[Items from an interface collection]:
- - - -

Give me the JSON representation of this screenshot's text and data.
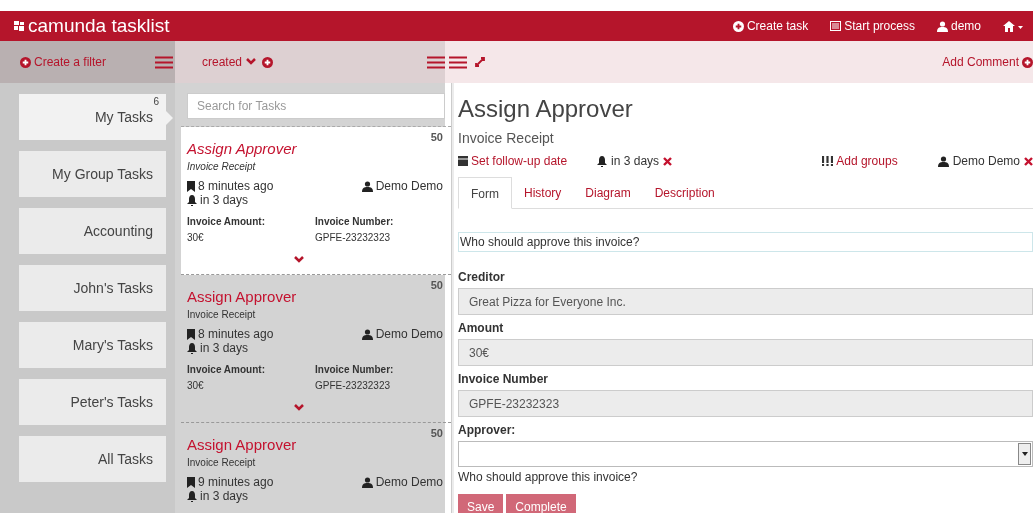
{
  "header": {
    "brand": "camunda tasklist",
    "actions": [
      {
        "kind": "create",
        "label": "Create task"
      },
      {
        "kind": "process",
        "label": "Start process"
      },
      {
        "kind": "user",
        "label": "demo"
      }
    ]
  },
  "filters": {
    "create_label": "Create a filter",
    "items": [
      {
        "name": "My Tasks",
        "count": "6",
        "selected": true
      },
      {
        "name": "My Group Tasks",
        "selected": false
      },
      {
        "name": "Accounting",
        "selected": false
      },
      {
        "name": "John's Tasks",
        "selected": false
      },
      {
        "name": "Mary's Tasks",
        "selected": false
      },
      {
        "name": "Peter's Tasks",
        "selected": false
      },
      {
        "name": "All Tasks",
        "selected": false
      }
    ]
  },
  "list": {
    "sort_label": "created",
    "search": {
      "placeholder": "Search for Tasks"
    },
    "tasks": [
      {
        "name": "Assign Approver",
        "process": "Invoice Receipt",
        "priority": "50",
        "created": "8 minutes ago",
        "assignee": "Demo Demo",
        "due": "in 3 days",
        "variables": [
          {
            "label": "Invoice Amount:",
            "value": "30€"
          },
          {
            "label": "Invoice Number:",
            "value": "GPFE-23232323"
          }
        ],
        "selected": true
      },
      {
        "name": "Assign Approver",
        "process": "Invoice Receipt",
        "priority": "50",
        "created": "8 minutes ago",
        "assignee": "Demo Demo",
        "due": "in 3 days",
        "variables": [
          {
            "label": "Invoice Amount:",
            "value": "30€"
          },
          {
            "label": "Invoice Number:",
            "value": "GPFE-23232323"
          }
        ],
        "selected": false
      },
      {
        "name": "Assign Approver",
        "process": "Invoice Receipt",
        "priority": "50",
        "created": "9 minutes ago",
        "assignee": "Demo Demo",
        "due": "in 3 days",
        "selected": false
      }
    ]
  },
  "task": {
    "add_comment": "Add Comment",
    "title": "Assign Approver",
    "process": "Invoice Receipt",
    "follow_up": "Set follow-up date",
    "due": "in 3 days",
    "groups": "Add groups",
    "assignee": "Demo Demo",
    "tabs": [
      {
        "label": "Form",
        "selected": true
      },
      {
        "label": "History",
        "selected": false
      },
      {
        "label": "Diagram",
        "selected": false
      },
      {
        "label": "Description",
        "selected": false
      }
    ],
    "form": {
      "intro": "Who should approve this invoice?",
      "fields": [
        {
          "kind": "readonly",
          "label": "Creditor",
          "value": "Great Pizza for Everyone Inc."
        },
        {
          "kind": "readonly",
          "label": "Amount",
          "value": "30€"
        },
        {
          "kind": "readonly",
          "label": "Invoice Number",
          "value": "GPFE-23232323"
        },
        {
          "kind": "select",
          "label": "Approver:",
          "help": "Who should approve this invoice?"
        }
      ],
      "buttons": [
        "Save",
        "Complete"
      ]
    }
  }
}
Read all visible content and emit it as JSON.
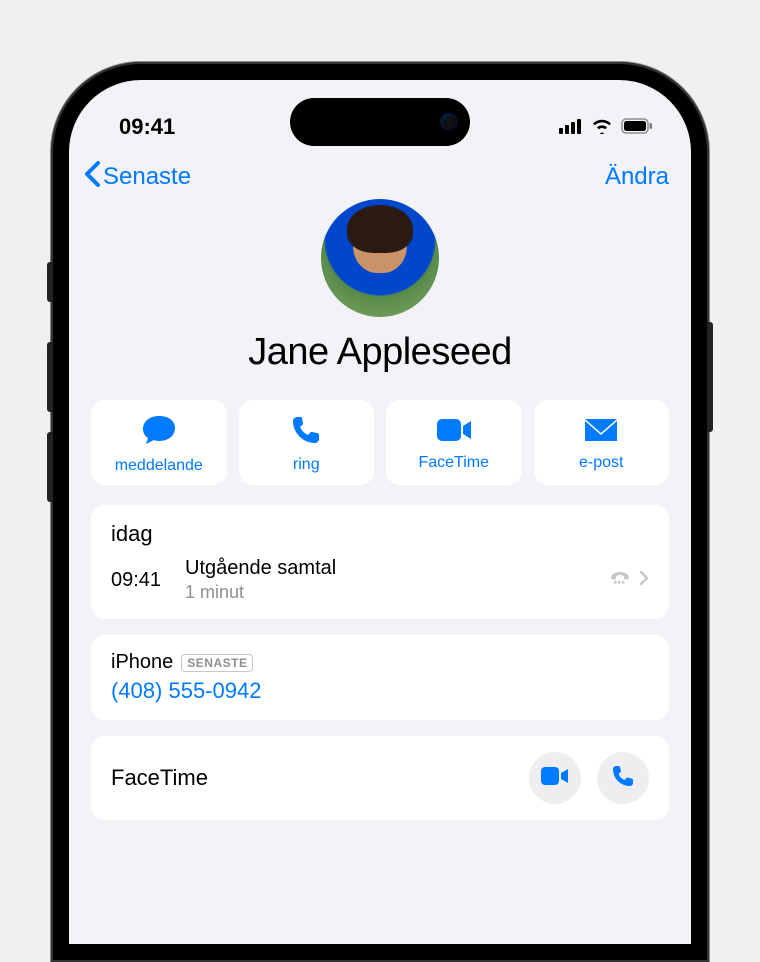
{
  "status": {
    "time": "09:41"
  },
  "nav": {
    "back_label": "Senaste",
    "edit_label": "Ändra"
  },
  "contact": {
    "name": "Jane Appleseed"
  },
  "actions": {
    "message": "meddelande",
    "call": "ring",
    "facetime": "FaceTime",
    "mail": "e-post"
  },
  "recent": {
    "header": "idag",
    "time": "09:41",
    "type": "Utgående samtal",
    "duration": "1 minut"
  },
  "phone": {
    "label": "iPhone",
    "badge": "SENASTE",
    "number": "(408) 555-0942"
  },
  "facetime": {
    "label": "FaceTime"
  }
}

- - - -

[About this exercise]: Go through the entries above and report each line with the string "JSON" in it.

[Exercise result]:
Give me the JSON representation of this screenshot's text and data.
Read all visible content and emit it as JSON.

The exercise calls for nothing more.